vinegar recipe

All About Vinegar

From vinaigrettes and marinades to soups and sauces, vinegar is a versatile ingredient. Here’s what you need to know about some of the most common cooking vinegars and how best to use them.

By Rebecca Heaton

Share this Post

White Wine Vinegar

This milder vinegar is made by fermenting a blend of white wines. It can be used interchangeably with red wine vinegar in recipes (when you desire a more subtle flavor)—or use a splash in place of heavy cream or butter to balance flavors without adding fat.

Good for: rich sauces and vinaigrettes; brings out the sweetness of fruits like melon and berries; adds a flavorful twist to fresh salsa

Apple Cider Vinegar

Made from pressed, fermented apple juice, apple cider vinegar adds a tart and subtly fruity flavor to your cooking.

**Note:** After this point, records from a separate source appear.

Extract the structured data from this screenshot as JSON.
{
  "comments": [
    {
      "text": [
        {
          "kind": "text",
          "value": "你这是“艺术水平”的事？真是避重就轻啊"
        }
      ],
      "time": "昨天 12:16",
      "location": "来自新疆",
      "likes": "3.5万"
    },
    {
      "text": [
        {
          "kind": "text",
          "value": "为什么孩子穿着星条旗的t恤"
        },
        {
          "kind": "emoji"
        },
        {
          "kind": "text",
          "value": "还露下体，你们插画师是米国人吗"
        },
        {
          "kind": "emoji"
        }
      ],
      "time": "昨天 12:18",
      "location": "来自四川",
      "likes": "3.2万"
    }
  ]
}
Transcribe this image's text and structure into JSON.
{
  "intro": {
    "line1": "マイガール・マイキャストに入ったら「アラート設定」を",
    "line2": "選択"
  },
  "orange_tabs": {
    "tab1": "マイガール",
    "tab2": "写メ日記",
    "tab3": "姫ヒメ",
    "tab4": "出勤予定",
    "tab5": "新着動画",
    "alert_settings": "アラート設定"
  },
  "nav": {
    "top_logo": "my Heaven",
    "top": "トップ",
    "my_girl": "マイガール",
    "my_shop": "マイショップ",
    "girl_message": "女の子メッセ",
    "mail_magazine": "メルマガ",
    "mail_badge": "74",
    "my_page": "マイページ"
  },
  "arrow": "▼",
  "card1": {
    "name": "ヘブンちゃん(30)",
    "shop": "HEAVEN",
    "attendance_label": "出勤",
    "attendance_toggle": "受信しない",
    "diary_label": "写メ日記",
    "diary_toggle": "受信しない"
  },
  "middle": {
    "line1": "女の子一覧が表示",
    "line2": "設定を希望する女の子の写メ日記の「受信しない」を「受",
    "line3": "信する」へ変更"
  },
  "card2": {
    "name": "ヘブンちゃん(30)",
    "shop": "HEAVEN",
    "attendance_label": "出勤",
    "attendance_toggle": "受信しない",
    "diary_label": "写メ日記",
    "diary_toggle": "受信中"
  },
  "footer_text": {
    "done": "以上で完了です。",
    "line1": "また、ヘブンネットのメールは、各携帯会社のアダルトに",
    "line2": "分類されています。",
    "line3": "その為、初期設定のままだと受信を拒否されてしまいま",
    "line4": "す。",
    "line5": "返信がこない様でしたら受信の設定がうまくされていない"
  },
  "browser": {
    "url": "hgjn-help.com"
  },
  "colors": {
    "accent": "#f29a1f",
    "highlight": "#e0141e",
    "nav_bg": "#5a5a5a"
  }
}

It is also known to have medicinal properties, including soothing a sore throat and eliminating stomach trouble.

Good for: salad dressings, homemade condiments such as barbecue sauce, as a finish to soups

Rice Vinegar

Most commonly produced in China and Japan from rice wine that’s allowed to ferment, rice vinegar has a lighter, sweeter taste than wine vinegars. It is widely used in a variety of Asian dishes.

Good for: Asian salad dressings and stir-fries; dash over fruits and vegetables to liven up flavor

Red Wine Vinegar

Made from red wine that is allowed to ferment until it turns sour, this vinegar is a go-to for vinaigrettes. Its sharp taste also provides a punch of flavor; add a few teaspoons to a pot of soup at the very end of cooking for some extra zip.

Good for: vinaigrettes, salad dressings, meat marinades, pickling, soups

Balsamic Vinegar

Traditionally made in Italy from grape “must”—whole, pressed grapes, complete with juice, skin, seeds and stems—balsamic vinegar is cooked to a reduction, fermented and aged in wood barrels. This dark-brown vinegar has a balance of sweet and tangy flavors, making it a nice finishing touch for many dishes. 

Good for: salad dressings and marinades; as a condiment for drizzling on savory recipes, meats, and fruits like strawberries and melons

Basic Vinaigrette
Recipe Type: Dressing
Author: The Vinegar Institute
Serves: 1 cup
This recipe comes courtesy of the Vinegar Institute.
  • ¼ cup wine vinegar (red or white)
  • 2 tablespoons Dijon mustard
  • Salt and freshly ground pepper, to taste
  • ¾ cup oil (olive, canola or safflower)
  1. Whisk together vinegar, mustard, salt and pepper until salt is dissolved. Add the oil by droplets, whisking until emulsified. If emulsion breaks, rewhisk before using. For more flavor, add fresh or dried herbs or minced fresh garlic.

Share this Post


Leave a Reply